# Description of the task
All of the records must come back exactly. Please repeat them in full.

# Entries from a dataset of interfaces
⁂

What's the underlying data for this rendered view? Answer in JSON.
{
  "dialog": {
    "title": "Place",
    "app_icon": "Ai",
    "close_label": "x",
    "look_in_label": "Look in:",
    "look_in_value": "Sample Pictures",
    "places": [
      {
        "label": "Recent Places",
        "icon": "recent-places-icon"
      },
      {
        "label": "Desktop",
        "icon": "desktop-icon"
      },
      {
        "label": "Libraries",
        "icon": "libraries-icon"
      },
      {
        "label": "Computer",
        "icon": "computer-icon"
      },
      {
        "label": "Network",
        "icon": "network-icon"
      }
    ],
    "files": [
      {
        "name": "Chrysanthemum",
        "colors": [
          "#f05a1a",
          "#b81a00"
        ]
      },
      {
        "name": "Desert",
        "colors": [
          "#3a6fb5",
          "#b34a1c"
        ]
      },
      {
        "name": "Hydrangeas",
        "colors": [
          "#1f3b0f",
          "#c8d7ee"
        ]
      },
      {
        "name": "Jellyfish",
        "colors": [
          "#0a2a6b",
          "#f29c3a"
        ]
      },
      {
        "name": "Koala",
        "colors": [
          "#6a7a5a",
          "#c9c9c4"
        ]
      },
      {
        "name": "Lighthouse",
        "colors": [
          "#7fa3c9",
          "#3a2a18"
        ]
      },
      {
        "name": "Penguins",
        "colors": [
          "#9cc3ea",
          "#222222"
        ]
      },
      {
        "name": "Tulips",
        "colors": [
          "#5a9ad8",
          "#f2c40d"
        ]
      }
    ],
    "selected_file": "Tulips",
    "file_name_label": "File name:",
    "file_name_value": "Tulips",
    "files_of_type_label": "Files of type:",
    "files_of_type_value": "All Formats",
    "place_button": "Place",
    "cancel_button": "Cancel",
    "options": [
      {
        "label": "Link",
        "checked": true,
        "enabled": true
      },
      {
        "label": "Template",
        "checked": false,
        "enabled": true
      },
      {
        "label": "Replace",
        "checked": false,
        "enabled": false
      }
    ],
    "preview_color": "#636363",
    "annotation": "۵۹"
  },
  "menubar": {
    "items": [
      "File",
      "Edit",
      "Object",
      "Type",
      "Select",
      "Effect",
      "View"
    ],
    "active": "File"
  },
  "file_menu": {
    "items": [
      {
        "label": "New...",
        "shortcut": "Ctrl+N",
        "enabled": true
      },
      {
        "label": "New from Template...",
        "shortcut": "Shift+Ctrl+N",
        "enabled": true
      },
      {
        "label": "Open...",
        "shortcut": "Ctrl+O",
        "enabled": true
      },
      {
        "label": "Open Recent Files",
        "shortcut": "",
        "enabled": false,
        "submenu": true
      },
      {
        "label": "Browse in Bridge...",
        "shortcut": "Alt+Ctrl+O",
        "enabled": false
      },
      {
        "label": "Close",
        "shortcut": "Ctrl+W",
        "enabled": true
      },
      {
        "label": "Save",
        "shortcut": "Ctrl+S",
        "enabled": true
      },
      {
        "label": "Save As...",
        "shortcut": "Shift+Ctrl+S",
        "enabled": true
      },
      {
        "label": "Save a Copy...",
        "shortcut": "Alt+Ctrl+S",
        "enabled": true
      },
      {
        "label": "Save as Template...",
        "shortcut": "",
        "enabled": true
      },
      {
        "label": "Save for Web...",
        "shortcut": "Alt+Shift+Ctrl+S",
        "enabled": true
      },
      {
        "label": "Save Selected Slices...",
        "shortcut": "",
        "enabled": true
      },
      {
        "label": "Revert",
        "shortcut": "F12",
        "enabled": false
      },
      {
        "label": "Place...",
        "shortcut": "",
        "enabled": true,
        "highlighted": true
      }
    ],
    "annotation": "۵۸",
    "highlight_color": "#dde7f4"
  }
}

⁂

# Solution for this task
What's the underlying data for this rendered view? Answer in JSON.
{
  "dialog": {
    "title": "Place",
    "app_icon": "Ai",
    "close_label": "x",
    "look_in_label": "Look in:",
    "look_in_value": "Sample Pictures",
    "places": [
      {
        "label": "Recent Places",
        "icon": "recent-places-icon"
      },
      {
        "label": "Desktop",
        "icon": "desktop-icon"
      },
      {
        "label": "Libraries",
        "icon": "libraries-icon"
      },
      {
        "label": "Computer",
        "icon": "computer-icon"
      },
      {
        "label": "Network",
        "icon": "network-icon"
      }
    ],
    "files": [
      {
        "name": "Chrysanthemum",
        "colors": [
          "#f05a1a",
          "#b81a00"
        ]
      },
      {
        "name": "Desert",
        "colors": [
          "#3a6fb5",
          "#b34a1c"
        ]
      },
      {
        "name": "Hydrangeas",
        "colors": [
          "#1f3b0f",
          "#c8d7ee"
        ]
      },
      {
        "name": "Jellyfish",
        "colors": [
          "#0a2a6b",
          "#f29c3a"
        ]
      },
      {
        "name": "Koala",
        "colors": [
          "#6a7a5a",
          "#c9c9c4"
        ]
      },
      {
        "name": "Lighthouse",
        "colors": [
          "#7fa3c9",
          "#3a2a18"
        ]
      },
      {
        "name": "Penguins",
        "colors": [
          "#9cc3ea",
          "#222222"
        ]
      },
      {
        "name": "Tulips",
        "colors": [
          "#5a9ad8",
          "#f2c40d"
        ]
      }
    ],
    "selected_file": "Tulips",
    "file_name_label": "File name:",
    "file_name_value": "Tulips",
    "files_of_type_label": "Files of type:",
    "files_of_type_value": "All Formats",
    "place_button": "Place",
    "cancel_button": "Cancel",
    "options": [
      {
        "label": "Link",
        "checked": true,
        "enabled": true
      },
      {
        "label": "Template",
        "checked": false,
        "enabled": true
      },
      {
        "label": "Replace",
        "checked": false,
        "enabled": false
      }
    ],
    "preview_color": "#636363",
    "annotation": "۵۹"
  },
  "menubar": {
    "items": [
      "File",
      "Edit",
      "Object",
      "Type",
      "Select",
      "Effect",
      "View"
    ],
    "active": "File"
  },
  "file_menu": {
    "items": [
      {
        "label": "New...",
        "shortcut": "Ctrl+N",
        "enabled": true
      },
      {
        "label": "New from Template...",
        "shortcut": "Shift+Ctrl+N",
        "enabled": true
      },
      {
        "label": "Open...",
        "shortcut": "Ctrl+O",
        "enabled": true
      },
      {
        "label": "Open Recent Files",
        "shortcut": "",
        "enabled": false,
        "submenu": true
      },
      {
        "label": "Browse in Bridge...",
        "shortcut": "Alt+Ctrl+O",
        "enabled": false
      },
      {
        "label": "Close",
        "shortcut": "Ctrl+W",
        "enabled": true
      },
      {
        "label": "Save",
        "shortcut": "Ctrl+S",
        "enabled": true
      },
      {
        "label": "Save As...",
        "shortcut": "Shift+Ctrl+S",
        "enabled": true
      },
      {
        "label": "Save a Copy...",
        "shortcut": "Alt+Ctrl+S",
        "enabled": true
      },
      {
        "label": "Save as Template...",
        "shortcut": "",
        "enabled": true
      },
      {
        "label": "Save for Web...",
        "shortcut": "Alt+Shift+Ctrl+S",
        "enabled": true
      },
      {
        "label": "Save Selected Slices...",
        "shortcut": "",
        "enabled": true
      },
      {
        "label": "Revert",
        "shortcut": "F12",
        "enabled": false
      },
      {
        "label": "Place...",
        "shortcut": "",
        "enabled": true,
        "highlighted": true
      }
    ],
    "annotation": "۵۸",
    "highlight_color": "#dde7f4"
  }
}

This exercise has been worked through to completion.